Work request: The answer is a single number: the count of lines in the records below that contain the word "JSON".

___

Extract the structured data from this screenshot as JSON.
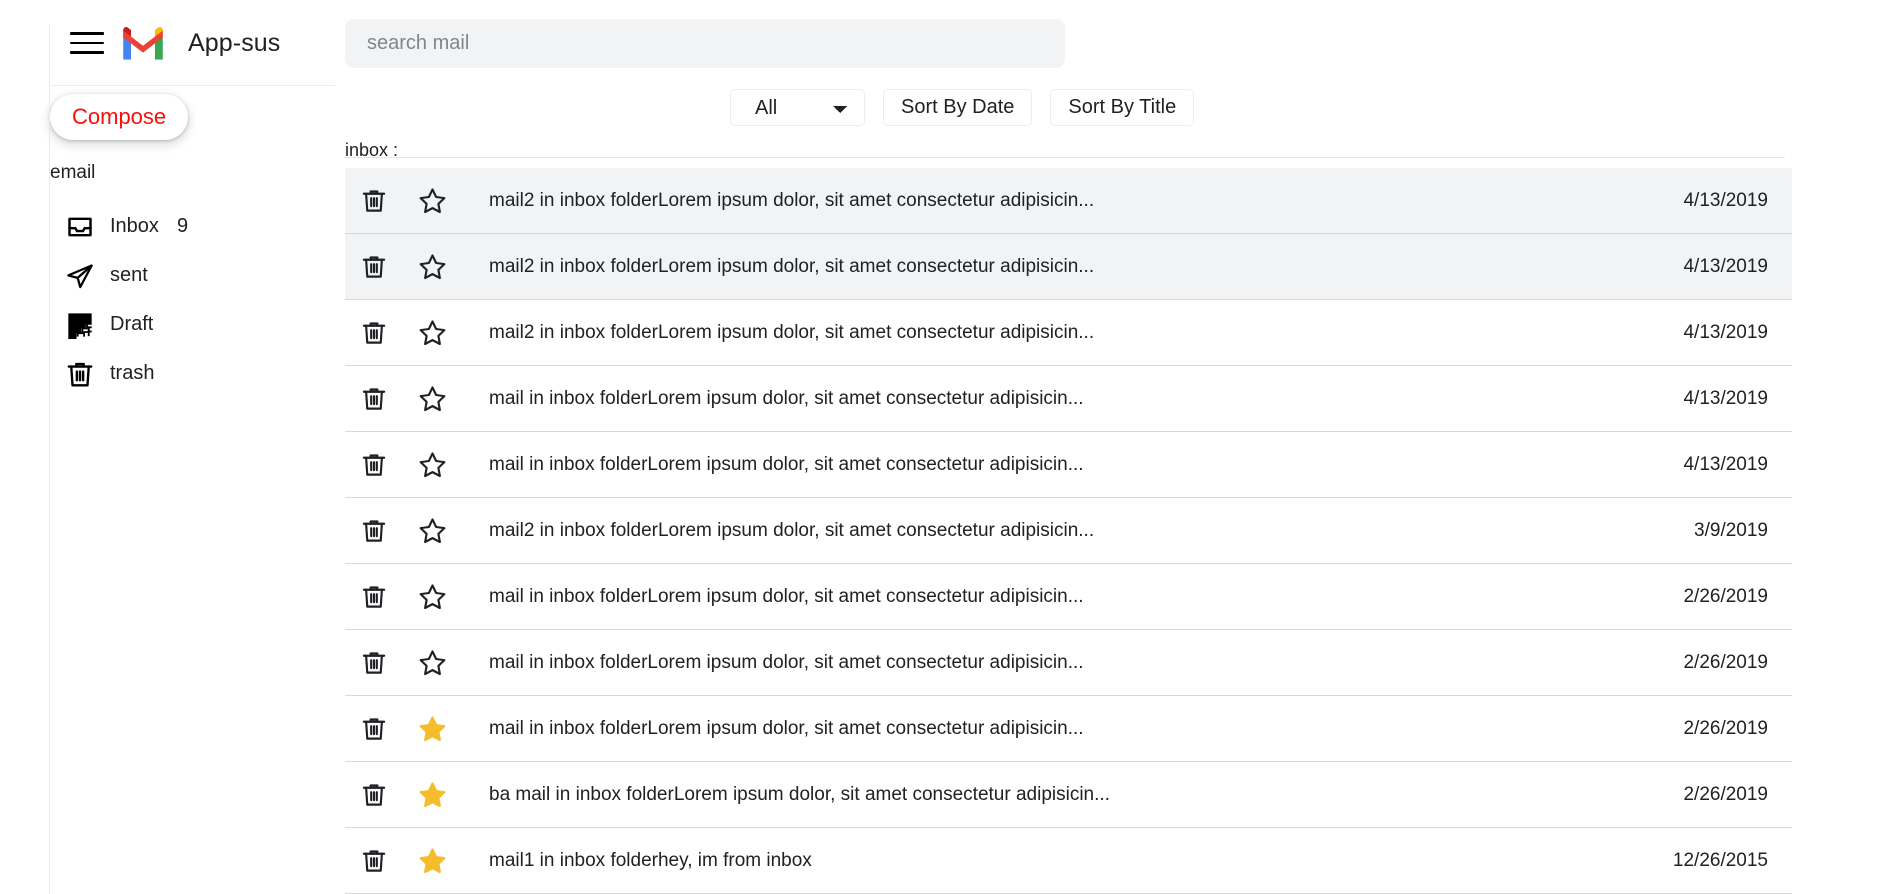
{
  "app": {
    "title": "App-sus",
    "logo_icon": "gmail-logo-icon",
    "menu_icon": "hamburger-menu-icon"
  },
  "sidebar": {
    "compose_label": "Compose",
    "section_label": "email",
    "items": [
      {
        "label": "Inbox",
        "count": "9",
        "icon": "inbox-icon"
      },
      {
        "label": "sent",
        "count": "",
        "icon": "send-icon"
      },
      {
        "label": "Draft",
        "count": "",
        "icon": "draft-icon"
      },
      {
        "label": "trash",
        "count": "",
        "icon": "trash-icon"
      }
    ]
  },
  "search": {
    "value": "",
    "placeholder": "search mail"
  },
  "controls": {
    "filter_selected": "All",
    "filter_options": [
      "All"
    ],
    "sort_by_date_label": "Sort By Date",
    "sort_by_title_label": "Sort By Title"
  },
  "list": {
    "header": "inbox :",
    "rows": [
      {
        "subject": "mail2 in inbox folderLorem ipsum dolor, sit amet consectetur adipisicin...",
        "date": "4/13/2019",
        "starred": false,
        "unread": true
      },
      {
        "subject": "mail2 in inbox folderLorem ipsum dolor, sit amet consectetur adipisicin...",
        "date": "4/13/2019",
        "starred": false,
        "unread": true
      },
      {
        "subject": "mail2 in inbox folderLorem ipsum dolor, sit amet consectetur adipisicin...",
        "date": "4/13/2019",
        "starred": false,
        "unread": false
      },
      {
        "subject": "mail in inbox folderLorem ipsum dolor, sit amet consectetur adipisicin...",
        "date": "4/13/2019",
        "starred": false,
        "unread": false
      },
      {
        "subject": "mail in inbox folderLorem ipsum dolor, sit amet consectetur adipisicin...",
        "date": "4/13/2019",
        "starred": false,
        "unread": false
      },
      {
        "subject": "mail2 in inbox folderLorem ipsum dolor, sit amet consectetur adipisicin...",
        "date": "3/9/2019",
        "starred": false,
        "unread": false
      },
      {
        "subject": "mail in inbox folderLorem ipsum dolor, sit amet consectetur adipisicin...",
        "date": "2/26/2019",
        "starred": false,
        "unread": false
      },
      {
        "subject": "mail in inbox folderLorem ipsum dolor, sit amet consectetur adipisicin...",
        "date": "2/26/2019",
        "starred": false,
        "unread": false
      },
      {
        "subject": "mail in inbox folderLorem ipsum dolor, sit amet consectetur adipisicin...",
        "date": "2/26/2019",
        "starred": true,
        "unread": false
      },
      {
        "subject": "ba mail in inbox folderLorem ipsum dolor, sit amet consectetur adipisicin...",
        "date": "2/26/2019",
        "starred": true,
        "unread": false
      },
      {
        "subject": "mail1 in inbox folderhey, im from inbox",
        "date": "12/26/2015",
        "starred": true,
        "unread": false
      }
    ]
  },
  "colors": {
    "compose_text": "#fb0d0d",
    "star_filled": "#f5bc2b",
    "unread_row_bg": "#f1f3f4",
    "search_bg": "#f1f3f4"
  }
}
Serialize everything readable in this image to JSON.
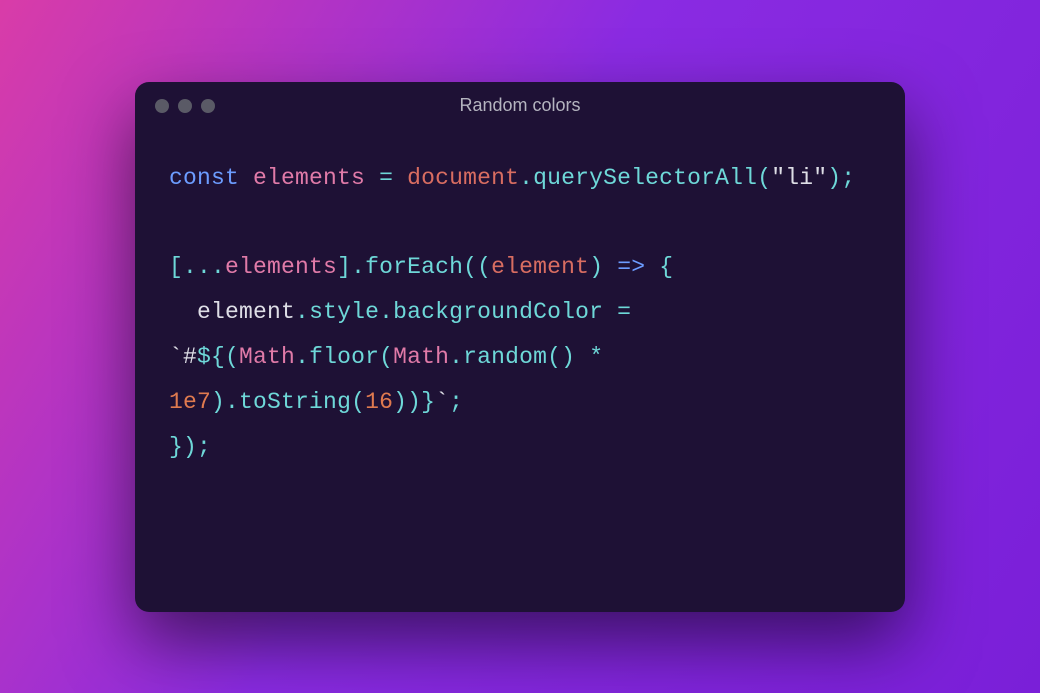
{
  "window": {
    "title": "Random colors"
  },
  "code": {
    "tokens": [
      {
        "t": "const ",
        "c": "tok-keyword"
      },
      {
        "t": "elements",
        "c": "tok-variable"
      },
      {
        "t": " ",
        "c": "tok-plain"
      },
      {
        "t": "=",
        "c": "tok-operator"
      },
      {
        "t": " ",
        "c": "tok-plain"
      },
      {
        "t": "document",
        "c": "tok-ident2"
      },
      {
        "t": ".",
        "c": "tok-punct"
      },
      {
        "t": "querySelectorAll",
        "c": "tok-property"
      },
      {
        "t": "(",
        "c": "tok-punct"
      },
      {
        "t": "\"li\"",
        "c": "tok-string"
      },
      {
        "t": ")",
        "c": "tok-punct"
      },
      {
        "t": ";",
        "c": "tok-punct"
      },
      {
        "t": "\n\n",
        "c": ""
      },
      {
        "t": "[",
        "c": "tok-punct"
      },
      {
        "t": "...",
        "c": "tok-operator"
      },
      {
        "t": "elements",
        "c": "tok-variable"
      },
      {
        "t": "]",
        "c": "tok-punct"
      },
      {
        "t": ".",
        "c": "tok-punct"
      },
      {
        "t": "forEach",
        "c": "tok-property"
      },
      {
        "t": "(",
        "c": "tok-punct"
      },
      {
        "t": "(",
        "c": "tok-punct"
      },
      {
        "t": "element",
        "c": "tok-ident2"
      },
      {
        "t": ")",
        "c": "tok-punct"
      },
      {
        "t": " ",
        "c": "tok-plain"
      },
      {
        "t": "=>",
        "c": "tok-arrow"
      },
      {
        "t": " ",
        "c": "tok-plain"
      },
      {
        "t": "{",
        "c": "tok-punct"
      },
      {
        "t": "\n  ",
        "c": ""
      },
      {
        "t": "element",
        "c": "tok-plain"
      },
      {
        "t": ".",
        "c": "tok-punct"
      },
      {
        "t": "style",
        "c": "tok-property"
      },
      {
        "t": ".",
        "c": "tok-punct"
      },
      {
        "t": "backgroundColor",
        "c": "tok-property"
      },
      {
        "t": " ",
        "c": "tok-plain"
      },
      {
        "t": "=",
        "c": "tok-operator"
      },
      {
        "t": " ",
        "c": "tok-plain"
      },
      {
        "t": "`#",
        "c": "tok-string"
      },
      {
        "t": "${",
        "c": "tok-operator"
      },
      {
        "t": "(",
        "c": "tok-punct"
      },
      {
        "t": "Math",
        "c": "tok-obj"
      },
      {
        "t": ".",
        "c": "tok-punct"
      },
      {
        "t": "floor",
        "c": "tok-property"
      },
      {
        "t": "(",
        "c": "tok-punct"
      },
      {
        "t": "Math",
        "c": "tok-obj"
      },
      {
        "t": ".",
        "c": "tok-punct"
      },
      {
        "t": "random",
        "c": "tok-property"
      },
      {
        "t": "(",
        "c": "tok-punct"
      },
      {
        "t": ")",
        "c": "tok-punct"
      },
      {
        "t": " ",
        "c": "tok-plain"
      },
      {
        "t": "*",
        "c": "tok-operator"
      },
      {
        "t": " ",
        "c": "tok-plain"
      },
      {
        "t": "1e7",
        "c": "tok-number"
      },
      {
        "t": ")",
        "c": "tok-punct"
      },
      {
        "t": ".",
        "c": "tok-punct"
      },
      {
        "t": "toString",
        "c": "tok-property"
      },
      {
        "t": "(",
        "c": "tok-punct"
      },
      {
        "t": "16",
        "c": "tok-number"
      },
      {
        "t": ")",
        "c": "tok-punct"
      },
      {
        "t": ")",
        "c": "tok-punct"
      },
      {
        "t": "}",
        "c": "tok-operator"
      },
      {
        "t": "`",
        "c": "tok-string"
      },
      {
        "t": ";",
        "c": "tok-punct"
      },
      {
        "t": "\n",
        "c": ""
      },
      {
        "t": "}",
        "c": "tok-punct"
      },
      {
        "t": ")",
        "c": "tok-punct"
      },
      {
        "t": ";",
        "c": "tok-punct"
      }
    ]
  }
}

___

Exercise output: 2